Contracts that extend beyond 2 years should be classified as major and contractors required to have formalised OHS management systems that reflect the type of work they are performing.

Value of contract

Although contracts cannot be classified as major on cost alone and depending on other considerations, contracts over $250,000 are generally considered as a major contract.

Contract specification - health and safety requirements

Incorporation of health and safety requirements into contract documentation should be considered as early as possible in the specification stage.

Consultation should be undertaken with department or agency health and safety personnel, contract managers and other relevant personnel to ensure that relevant health and safety issues are identified and considered when preparing specification documentation.

Determining OHS requirements for contract specifications

Different approaches should be considered in relation to OHS requirements for major and minor contracts. These are outlined below.

Model OH&S special conditions

Infrastructure Planning and Delivery (IPD) participates in whole of government construction activities, including the development of model OHS special condition clauses to be used in all government and agency contracts. These model clauses will be made available by the IPD project manager. Reference should be made to OHS specification and tender document requirements of this guideline for model OHS special condition and contract clauses for incorporation into major contracts. The clauses cover compliance, management systems, risk assessment, reporting, incident notification and non-compliance.

Tenderer OHS management system questionnaire

The tenderer OHS management system questionnaire is to be incorporated with tender documents for all major contracts. The questionnaire is to be completed by tenderers and submitted as part of their tender to enable evaluation of their health and safety competency. For minor works contracts, the questionnaire may only be avoided if pre-qualified tenderers are selected from the Department of Infrastructure, construction supplier register (CSR).

Health and safety coordination plans

Guidelines for preparation of a health and safety coordination plan are contained in section 5.1.17 of the OHS regulations. The completed health and safety coordination plan should be inspected by the superintendent prior to commencement of the construction work.

The health and safety coordination plan which must be available for inspection is to include:

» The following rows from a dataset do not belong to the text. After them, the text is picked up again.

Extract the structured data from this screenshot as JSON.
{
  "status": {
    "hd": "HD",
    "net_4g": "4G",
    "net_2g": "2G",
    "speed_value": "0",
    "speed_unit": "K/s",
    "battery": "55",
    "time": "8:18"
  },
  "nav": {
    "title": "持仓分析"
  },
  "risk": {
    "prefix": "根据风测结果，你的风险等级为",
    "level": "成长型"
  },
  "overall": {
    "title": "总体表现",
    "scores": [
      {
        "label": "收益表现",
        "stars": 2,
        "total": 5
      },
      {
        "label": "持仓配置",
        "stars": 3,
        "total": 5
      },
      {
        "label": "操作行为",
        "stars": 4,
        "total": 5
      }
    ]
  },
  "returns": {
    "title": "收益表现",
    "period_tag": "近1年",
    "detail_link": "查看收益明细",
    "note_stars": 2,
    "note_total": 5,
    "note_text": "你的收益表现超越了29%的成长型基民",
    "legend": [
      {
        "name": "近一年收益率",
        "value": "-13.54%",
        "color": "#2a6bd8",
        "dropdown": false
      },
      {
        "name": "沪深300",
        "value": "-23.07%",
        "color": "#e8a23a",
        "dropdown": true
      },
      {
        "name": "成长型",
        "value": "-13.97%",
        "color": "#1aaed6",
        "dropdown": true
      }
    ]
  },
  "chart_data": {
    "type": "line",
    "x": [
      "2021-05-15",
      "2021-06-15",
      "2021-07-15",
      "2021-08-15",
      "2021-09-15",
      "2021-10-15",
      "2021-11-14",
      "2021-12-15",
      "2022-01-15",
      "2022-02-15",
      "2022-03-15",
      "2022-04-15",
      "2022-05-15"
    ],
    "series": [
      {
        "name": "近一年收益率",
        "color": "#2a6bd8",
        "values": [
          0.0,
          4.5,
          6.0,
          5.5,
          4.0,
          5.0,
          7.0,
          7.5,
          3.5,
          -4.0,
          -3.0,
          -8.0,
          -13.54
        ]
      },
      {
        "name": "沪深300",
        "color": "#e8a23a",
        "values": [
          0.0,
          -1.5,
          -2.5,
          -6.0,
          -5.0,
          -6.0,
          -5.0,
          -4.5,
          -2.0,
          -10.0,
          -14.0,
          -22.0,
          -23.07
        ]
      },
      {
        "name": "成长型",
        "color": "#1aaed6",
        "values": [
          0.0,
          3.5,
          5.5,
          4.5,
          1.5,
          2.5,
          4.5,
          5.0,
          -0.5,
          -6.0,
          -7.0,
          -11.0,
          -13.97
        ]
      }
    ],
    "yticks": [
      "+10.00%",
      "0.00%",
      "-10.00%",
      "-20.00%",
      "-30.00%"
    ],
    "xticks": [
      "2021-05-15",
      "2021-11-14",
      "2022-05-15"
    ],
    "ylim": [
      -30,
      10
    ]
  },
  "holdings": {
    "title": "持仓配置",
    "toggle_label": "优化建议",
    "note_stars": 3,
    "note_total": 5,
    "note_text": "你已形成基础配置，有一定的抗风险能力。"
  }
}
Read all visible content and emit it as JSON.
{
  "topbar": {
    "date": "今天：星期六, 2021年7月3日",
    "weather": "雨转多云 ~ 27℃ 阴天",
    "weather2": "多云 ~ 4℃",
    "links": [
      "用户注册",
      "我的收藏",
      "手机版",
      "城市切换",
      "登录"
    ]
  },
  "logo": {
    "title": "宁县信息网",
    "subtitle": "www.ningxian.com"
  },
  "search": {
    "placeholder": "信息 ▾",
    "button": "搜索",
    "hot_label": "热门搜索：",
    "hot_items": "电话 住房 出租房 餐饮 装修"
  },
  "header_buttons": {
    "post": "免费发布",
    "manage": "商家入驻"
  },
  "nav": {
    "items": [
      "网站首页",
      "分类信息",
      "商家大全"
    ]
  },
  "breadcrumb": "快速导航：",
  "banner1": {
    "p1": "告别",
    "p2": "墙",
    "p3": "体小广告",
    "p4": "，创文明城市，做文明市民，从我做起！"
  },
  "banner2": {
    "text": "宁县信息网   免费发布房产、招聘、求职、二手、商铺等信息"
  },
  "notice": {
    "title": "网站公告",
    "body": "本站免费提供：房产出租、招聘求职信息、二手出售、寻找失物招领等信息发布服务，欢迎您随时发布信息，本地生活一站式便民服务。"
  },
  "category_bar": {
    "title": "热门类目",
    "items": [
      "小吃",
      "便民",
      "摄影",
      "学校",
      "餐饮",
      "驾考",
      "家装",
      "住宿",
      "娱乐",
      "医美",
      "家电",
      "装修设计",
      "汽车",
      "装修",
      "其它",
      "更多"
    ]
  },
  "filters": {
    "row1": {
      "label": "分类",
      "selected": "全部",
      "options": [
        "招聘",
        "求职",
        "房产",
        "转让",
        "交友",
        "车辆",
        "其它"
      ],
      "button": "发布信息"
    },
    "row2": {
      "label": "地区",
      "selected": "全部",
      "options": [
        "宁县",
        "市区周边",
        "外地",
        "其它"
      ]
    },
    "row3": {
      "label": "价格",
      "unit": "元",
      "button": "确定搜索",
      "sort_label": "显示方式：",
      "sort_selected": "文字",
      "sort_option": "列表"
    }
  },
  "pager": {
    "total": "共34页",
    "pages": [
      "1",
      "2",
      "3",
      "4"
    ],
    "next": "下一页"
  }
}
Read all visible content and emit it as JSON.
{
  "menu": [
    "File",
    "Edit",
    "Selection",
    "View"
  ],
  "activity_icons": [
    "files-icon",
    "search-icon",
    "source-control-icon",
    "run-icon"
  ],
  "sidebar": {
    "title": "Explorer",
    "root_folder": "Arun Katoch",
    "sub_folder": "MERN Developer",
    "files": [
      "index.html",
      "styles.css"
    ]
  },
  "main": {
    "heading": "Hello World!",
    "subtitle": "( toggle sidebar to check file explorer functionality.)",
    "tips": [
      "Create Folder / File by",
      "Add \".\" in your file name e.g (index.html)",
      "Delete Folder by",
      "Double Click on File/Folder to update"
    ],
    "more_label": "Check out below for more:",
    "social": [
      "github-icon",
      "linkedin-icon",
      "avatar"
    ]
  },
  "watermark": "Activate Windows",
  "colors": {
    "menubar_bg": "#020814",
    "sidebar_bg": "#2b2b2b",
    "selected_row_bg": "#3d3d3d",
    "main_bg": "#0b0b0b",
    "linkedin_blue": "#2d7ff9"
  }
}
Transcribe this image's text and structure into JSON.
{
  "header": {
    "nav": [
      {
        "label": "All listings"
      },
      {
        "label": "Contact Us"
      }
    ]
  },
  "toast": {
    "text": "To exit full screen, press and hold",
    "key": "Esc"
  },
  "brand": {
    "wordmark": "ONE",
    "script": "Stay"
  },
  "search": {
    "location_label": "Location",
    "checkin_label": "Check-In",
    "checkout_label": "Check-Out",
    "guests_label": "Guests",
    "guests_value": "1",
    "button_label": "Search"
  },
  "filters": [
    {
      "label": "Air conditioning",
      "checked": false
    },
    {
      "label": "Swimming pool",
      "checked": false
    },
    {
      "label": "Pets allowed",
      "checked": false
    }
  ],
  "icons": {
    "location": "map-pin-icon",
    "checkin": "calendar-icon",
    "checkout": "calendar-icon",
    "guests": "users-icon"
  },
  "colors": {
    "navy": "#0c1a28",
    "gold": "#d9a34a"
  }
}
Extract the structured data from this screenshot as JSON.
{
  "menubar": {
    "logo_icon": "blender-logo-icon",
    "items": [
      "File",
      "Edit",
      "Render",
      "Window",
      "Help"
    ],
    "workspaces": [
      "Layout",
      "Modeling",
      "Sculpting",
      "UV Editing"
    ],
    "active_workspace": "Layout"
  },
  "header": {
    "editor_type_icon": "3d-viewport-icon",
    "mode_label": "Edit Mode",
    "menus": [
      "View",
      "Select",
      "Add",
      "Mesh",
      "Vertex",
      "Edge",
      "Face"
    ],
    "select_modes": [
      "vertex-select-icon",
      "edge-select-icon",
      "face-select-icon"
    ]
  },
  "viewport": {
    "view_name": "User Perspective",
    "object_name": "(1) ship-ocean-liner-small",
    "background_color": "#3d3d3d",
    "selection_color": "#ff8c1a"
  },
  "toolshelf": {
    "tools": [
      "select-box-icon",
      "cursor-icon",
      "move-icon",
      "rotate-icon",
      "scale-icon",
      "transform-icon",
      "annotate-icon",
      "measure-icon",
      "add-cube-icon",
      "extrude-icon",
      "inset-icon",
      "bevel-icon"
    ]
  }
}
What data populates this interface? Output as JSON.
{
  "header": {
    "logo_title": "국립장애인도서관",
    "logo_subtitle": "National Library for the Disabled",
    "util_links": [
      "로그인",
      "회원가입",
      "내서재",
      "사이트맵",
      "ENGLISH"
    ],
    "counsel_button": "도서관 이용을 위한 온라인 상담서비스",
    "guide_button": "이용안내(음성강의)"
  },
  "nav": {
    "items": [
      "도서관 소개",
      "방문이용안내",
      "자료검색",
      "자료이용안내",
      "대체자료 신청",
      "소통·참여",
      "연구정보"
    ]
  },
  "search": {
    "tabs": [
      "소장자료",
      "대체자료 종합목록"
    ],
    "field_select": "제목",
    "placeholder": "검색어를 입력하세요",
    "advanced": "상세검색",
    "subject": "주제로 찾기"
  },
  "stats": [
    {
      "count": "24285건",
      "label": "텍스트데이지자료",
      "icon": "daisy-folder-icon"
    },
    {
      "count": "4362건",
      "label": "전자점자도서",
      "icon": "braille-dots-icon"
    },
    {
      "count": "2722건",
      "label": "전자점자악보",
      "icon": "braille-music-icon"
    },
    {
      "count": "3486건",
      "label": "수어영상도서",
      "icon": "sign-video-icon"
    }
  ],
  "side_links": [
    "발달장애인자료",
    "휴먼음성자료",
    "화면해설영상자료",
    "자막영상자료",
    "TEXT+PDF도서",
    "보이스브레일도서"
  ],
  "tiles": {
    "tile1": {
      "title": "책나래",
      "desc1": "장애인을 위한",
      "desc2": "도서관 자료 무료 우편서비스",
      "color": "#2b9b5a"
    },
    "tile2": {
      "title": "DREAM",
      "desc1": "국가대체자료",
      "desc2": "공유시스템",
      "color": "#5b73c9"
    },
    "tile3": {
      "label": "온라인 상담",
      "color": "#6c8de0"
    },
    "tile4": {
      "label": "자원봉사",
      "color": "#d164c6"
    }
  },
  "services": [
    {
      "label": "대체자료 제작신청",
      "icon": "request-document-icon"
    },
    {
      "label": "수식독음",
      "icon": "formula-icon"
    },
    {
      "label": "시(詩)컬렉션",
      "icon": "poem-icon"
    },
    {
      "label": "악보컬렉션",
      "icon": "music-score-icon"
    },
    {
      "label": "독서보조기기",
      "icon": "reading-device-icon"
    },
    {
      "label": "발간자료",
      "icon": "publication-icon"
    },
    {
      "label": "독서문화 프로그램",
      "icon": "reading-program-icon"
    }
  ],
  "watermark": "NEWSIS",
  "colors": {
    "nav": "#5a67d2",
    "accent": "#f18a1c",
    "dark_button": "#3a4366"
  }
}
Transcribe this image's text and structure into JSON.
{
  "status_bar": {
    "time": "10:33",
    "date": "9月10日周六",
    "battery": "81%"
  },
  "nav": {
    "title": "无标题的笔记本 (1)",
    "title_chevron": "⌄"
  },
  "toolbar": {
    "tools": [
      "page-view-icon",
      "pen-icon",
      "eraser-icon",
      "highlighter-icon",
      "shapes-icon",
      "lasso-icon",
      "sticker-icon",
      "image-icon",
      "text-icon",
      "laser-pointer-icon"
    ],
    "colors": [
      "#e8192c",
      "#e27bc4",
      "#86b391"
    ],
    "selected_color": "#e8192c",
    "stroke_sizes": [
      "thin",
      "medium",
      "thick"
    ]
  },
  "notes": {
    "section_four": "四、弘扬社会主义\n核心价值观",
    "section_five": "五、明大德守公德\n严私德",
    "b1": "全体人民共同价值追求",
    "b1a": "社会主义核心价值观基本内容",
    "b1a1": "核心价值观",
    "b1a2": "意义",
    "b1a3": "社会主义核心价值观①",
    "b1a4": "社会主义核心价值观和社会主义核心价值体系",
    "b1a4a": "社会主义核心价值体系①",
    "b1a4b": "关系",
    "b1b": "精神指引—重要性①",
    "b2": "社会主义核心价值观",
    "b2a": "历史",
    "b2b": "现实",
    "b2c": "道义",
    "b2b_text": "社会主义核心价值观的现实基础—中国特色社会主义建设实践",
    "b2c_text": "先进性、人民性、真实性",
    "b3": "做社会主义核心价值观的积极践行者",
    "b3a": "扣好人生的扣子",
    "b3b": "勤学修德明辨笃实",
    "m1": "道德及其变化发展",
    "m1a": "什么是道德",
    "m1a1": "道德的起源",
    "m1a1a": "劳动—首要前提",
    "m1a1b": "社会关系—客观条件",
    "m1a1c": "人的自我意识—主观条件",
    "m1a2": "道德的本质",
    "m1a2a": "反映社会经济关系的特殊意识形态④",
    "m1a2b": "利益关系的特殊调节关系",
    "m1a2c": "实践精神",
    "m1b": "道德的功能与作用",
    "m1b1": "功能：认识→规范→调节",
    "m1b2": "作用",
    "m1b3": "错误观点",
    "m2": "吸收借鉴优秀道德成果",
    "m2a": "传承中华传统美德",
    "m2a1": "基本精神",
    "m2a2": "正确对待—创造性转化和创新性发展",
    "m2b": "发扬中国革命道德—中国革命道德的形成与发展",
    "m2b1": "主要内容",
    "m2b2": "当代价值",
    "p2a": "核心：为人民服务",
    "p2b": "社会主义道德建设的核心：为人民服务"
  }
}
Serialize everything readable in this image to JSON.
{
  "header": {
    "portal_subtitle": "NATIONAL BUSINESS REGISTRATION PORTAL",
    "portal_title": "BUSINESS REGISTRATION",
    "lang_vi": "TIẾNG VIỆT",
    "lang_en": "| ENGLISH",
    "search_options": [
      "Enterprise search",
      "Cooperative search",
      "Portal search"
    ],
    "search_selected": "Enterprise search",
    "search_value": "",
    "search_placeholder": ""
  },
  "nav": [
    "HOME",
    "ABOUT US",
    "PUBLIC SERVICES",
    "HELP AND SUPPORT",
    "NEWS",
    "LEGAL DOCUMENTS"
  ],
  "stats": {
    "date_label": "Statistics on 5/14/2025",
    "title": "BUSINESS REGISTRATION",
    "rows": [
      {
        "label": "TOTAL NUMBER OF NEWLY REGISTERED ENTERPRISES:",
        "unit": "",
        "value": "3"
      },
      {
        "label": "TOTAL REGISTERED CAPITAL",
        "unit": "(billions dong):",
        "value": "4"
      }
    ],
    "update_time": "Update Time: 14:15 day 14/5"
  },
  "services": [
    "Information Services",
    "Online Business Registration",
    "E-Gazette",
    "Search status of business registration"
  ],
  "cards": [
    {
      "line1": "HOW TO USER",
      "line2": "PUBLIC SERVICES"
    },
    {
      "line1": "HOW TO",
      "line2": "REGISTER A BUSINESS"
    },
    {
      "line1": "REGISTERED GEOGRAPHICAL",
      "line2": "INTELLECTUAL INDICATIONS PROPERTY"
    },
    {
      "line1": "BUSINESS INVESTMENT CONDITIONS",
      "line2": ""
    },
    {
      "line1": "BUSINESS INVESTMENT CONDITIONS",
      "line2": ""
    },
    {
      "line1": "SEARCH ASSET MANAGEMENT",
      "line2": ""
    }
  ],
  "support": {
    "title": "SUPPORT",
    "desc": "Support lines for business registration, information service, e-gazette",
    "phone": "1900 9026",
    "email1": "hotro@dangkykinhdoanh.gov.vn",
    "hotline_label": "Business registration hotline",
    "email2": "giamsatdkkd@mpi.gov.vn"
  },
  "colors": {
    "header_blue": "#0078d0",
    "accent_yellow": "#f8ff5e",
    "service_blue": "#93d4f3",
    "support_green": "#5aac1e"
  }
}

  • a list of the names, positions and responsibilities of all persons who will have specific responsibilities for health and safety
  • the arrangements for the co-ordination of the health and safety of persons engaged to perform construction work
  • the arrangements for managing occupational health and safety incidents when they occur
  • any site safety rules, with the arrangements for ensuring that all persons at the workplace are informed of the rules.

Specification elements to be provided by consultants at the documentation stage

In general terms, the contract specification should incorporate the following contract health and safety requirements. Example clauses can be found in the model OHS specification clauses section of this guideline:

  • comply with health and safety legislative requirements
  • demonstrate evidence of an OHS management system
  • complete the tenderer OHS management system questionnaire
  • develop a health and safety coordination plan
  • develop an induction and training register
  • prepare safe work method statements for all high risk construction work
  • OHS performance reporting
  • OHS incident reporting
  • establish a recording and action system for non-compliance.